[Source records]
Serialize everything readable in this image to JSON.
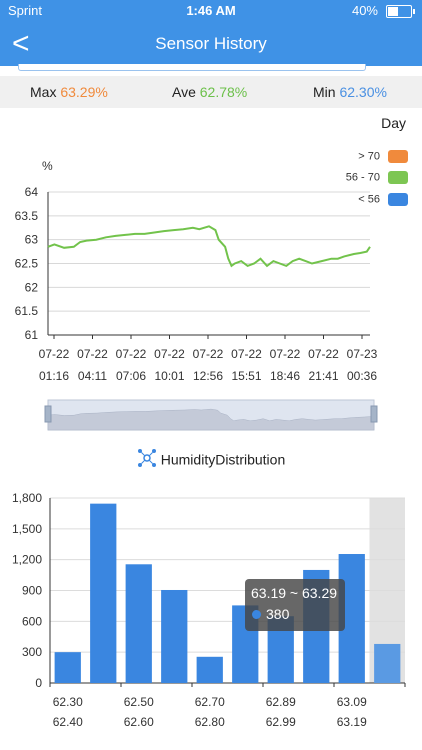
{
  "status_bar": {
    "carrier": "Sprint",
    "time": "1:46 AM",
    "battery": "40%"
  },
  "header": {
    "back_label": "<",
    "title": "Sensor History"
  },
  "stats": {
    "max_label": "Max",
    "max_value": "63.29%",
    "ave_label": "Ave",
    "ave_value": "62.78%",
    "min_label": "Min",
    "min_value": "62.30%"
  },
  "colors": {
    "max": "#f08a3c",
    "ave": "#6cc04a",
    "min": "#4a90e2",
    "accent": "#3f92e6",
    "line": "#72c34b",
    "bar": "#3a86e0"
  },
  "range_button": "Day",
  "legend": [
    {
      "label": "> 70",
      "color": "#f08a3c"
    },
    {
      "label": "56 - 70",
      "color": "#7dc653"
    },
    {
      "label": "< 56",
      "color": "#3a86e0"
    }
  ],
  "dist_title": "HumidityDistribution",
  "tooltip": {
    "range": "63.19 ~ 63.29",
    "value": "380"
  },
  "chart_data": [
    {
      "type": "line",
      "ylabel": "%",
      "ylim": [
        61,
        64
      ],
      "yticks": [
        "64",
        "63.5",
        "63",
        "62.5",
        "62",
        "61.5",
        "61"
      ],
      "xtick_dates": [
        "07-22",
        "07-22",
        "07-22",
        "07-22",
        "07-22",
        "07-22",
        "07-22",
        "07-22",
        "07-23"
      ],
      "xtick_times": [
        "01:16",
        "04:11",
        "07:06",
        "10:01",
        "12:56",
        "15:51",
        "18:46",
        "21:41",
        "00:36"
      ],
      "series": [
        {
          "x": [
            0,
            0.02,
            0.05,
            0.08,
            0.1,
            0.12,
            0.15,
            0.18,
            0.21,
            0.24,
            0.27,
            0.3,
            0.33,
            0.36,
            0.39,
            0.42,
            0.45,
            0.47,
            0.5,
            0.52,
            0.53,
            0.55,
            0.56,
            0.57,
            0.58,
            0.6,
            0.62,
            0.64,
            0.66,
            0.68,
            0.7,
            0.72,
            0.74,
            0.76,
            0.78,
            0.8,
            0.82,
            0.85,
            0.88,
            0.9,
            0.92,
            0.95,
            0.97,
            0.99,
            1.0
          ],
          "values": [
            62.85,
            62.9,
            62.83,
            62.85,
            62.95,
            62.98,
            63.0,
            63.05,
            63.08,
            63.1,
            63.12,
            63.12,
            63.15,
            63.18,
            63.2,
            63.22,
            63.25,
            63.22,
            63.28,
            63.2,
            63.0,
            62.85,
            62.6,
            62.45,
            62.5,
            62.55,
            62.45,
            62.5,
            62.6,
            62.45,
            62.55,
            62.5,
            62.45,
            62.55,
            62.6,
            62.55,
            62.5,
            62.55,
            62.6,
            62.6,
            62.65,
            62.7,
            62.72,
            62.75,
            62.85
          ]
        }
      ]
    },
    {
      "type": "bar",
      "ylim": [
        0,
        1800
      ],
      "yticks": [
        "1,800",
        "1,500",
        "1,200",
        "900",
        "600",
        "300",
        "0"
      ],
      "categories": [
        "62.30",
        "62.40",
        "62.50",
        "62.60",
        "62.70",
        "62.80",
        "62.89",
        "62.99",
        "63.09",
        "63.19"
      ],
      "values": [
        300,
        1745,
        1155,
        905,
        255,
        755,
        650,
        1100,
        1255,
        380
      ],
      "highlighted_index": 9
    }
  ]
}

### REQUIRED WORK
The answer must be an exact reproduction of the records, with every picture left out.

### ANSWER SECTION
Serialize everything readable in this image to JSON.
{
  "status_bar": {
    "carrier": "Sprint",
    "time": "1:46 AM",
    "battery": "40%"
  },
  "header": {
    "back_label": "<",
    "title": "Sensor History"
  },
  "stats": {
    "max_label": "Max",
    "max_value": "63.29%",
    "ave_label": "Ave",
    "ave_value": "62.78%",
    "min_label": "Min",
    "min_value": "62.30%"
  },
  "colors": {
    "max": "#f08a3c",
    "ave": "#6cc04a",
    "min": "#4a90e2",
    "accent": "#3f92e6",
    "line": "#72c34b",
    "bar": "#3a86e0"
  },
  "range_button": "Day",
  "legend": [
    {
      "label": "> 70",
      "color": "#f08a3c"
    },
    {
      "label": "56 - 70",
      "color": "#7dc653"
    },
    {
      "label": "< 56",
      "color": "#3a86e0"
    }
  ],
  "dist_title": "HumidityDistribution",
  "tooltip": {
    "range": "63.19 ~ 63.29",
    "value": "380"
  },
  "chart_data": [
    {
      "type": "line",
      "ylabel": "%",
      "ylim": [
        61,
        64
      ],
      "yticks": [
        "64",
        "63.5",
        "63",
        "62.5",
        "62",
        "61.5",
        "61"
      ],
      "xtick_dates": [
        "07-22",
        "07-22",
        "07-22",
        "07-22",
        "07-22",
        "07-22",
        "07-22",
        "07-22",
        "07-23"
      ],
      "xtick_times": [
        "01:16",
        "04:11",
        "07:06",
        "10:01",
        "12:56",
        "15:51",
        "18:46",
        "21:41",
        "00:36"
      ],
      "series": [
        {
          "x": [
            0,
            0.02,
            0.05,
            0.08,
            0.1,
            0.12,
            0.15,
            0.18,
            0.21,
            0.24,
            0.27,
            0.3,
            0.33,
            0.36,
            0.39,
            0.42,
            0.45,
            0.47,
            0.5,
            0.52,
            0.53,
            0.55,
            0.56,
            0.57,
            0.58,
            0.6,
            0.62,
            0.64,
            0.66,
            0.68,
            0.7,
            0.72,
            0.74,
            0.76,
            0.78,
            0.8,
            0.82,
            0.85,
            0.88,
            0.9,
            0.92,
            0.95,
            0.97,
            0.99,
            1.0
          ],
          "values": [
            62.85,
            62.9,
            62.83,
            62.85,
            62.95,
            62.98,
            63.0,
            63.05,
            63.08,
            63.1,
            63.12,
            63.12,
            63.15,
            63.18,
            63.2,
            63.22,
            63.25,
            63.22,
            63.28,
            63.2,
            63.0,
            62.85,
            62.6,
            62.45,
            62.5,
            62.55,
            62.45,
            62.5,
            62.6,
            62.45,
            62.55,
            62.5,
            62.45,
            62.55,
            62.6,
            62.55,
            62.5,
            62.55,
            62.6,
            62.6,
            62.65,
            62.7,
            62.72,
            62.75,
            62.85
          ]
        }
      ]
    },
    {
      "type": "bar",
      "ylim": [
        0,
        1800
      ],
      "yticks": [
        "1,800",
        "1,500",
        "1,200",
        "900",
        "600",
        "300",
        "0"
      ],
      "categories": [
        "62.30",
        "62.40",
        "62.50",
        "62.60",
        "62.70",
        "62.80",
        "62.89",
        "62.99",
        "63.09",
        "63.19"
      ],
      "values": [
        300,
        1745,
        1155,
        905,
        255,
        755,
        650,
        1100,
        1255,
        380
      ],
      "highlighted_index": 9
    }
  ]
}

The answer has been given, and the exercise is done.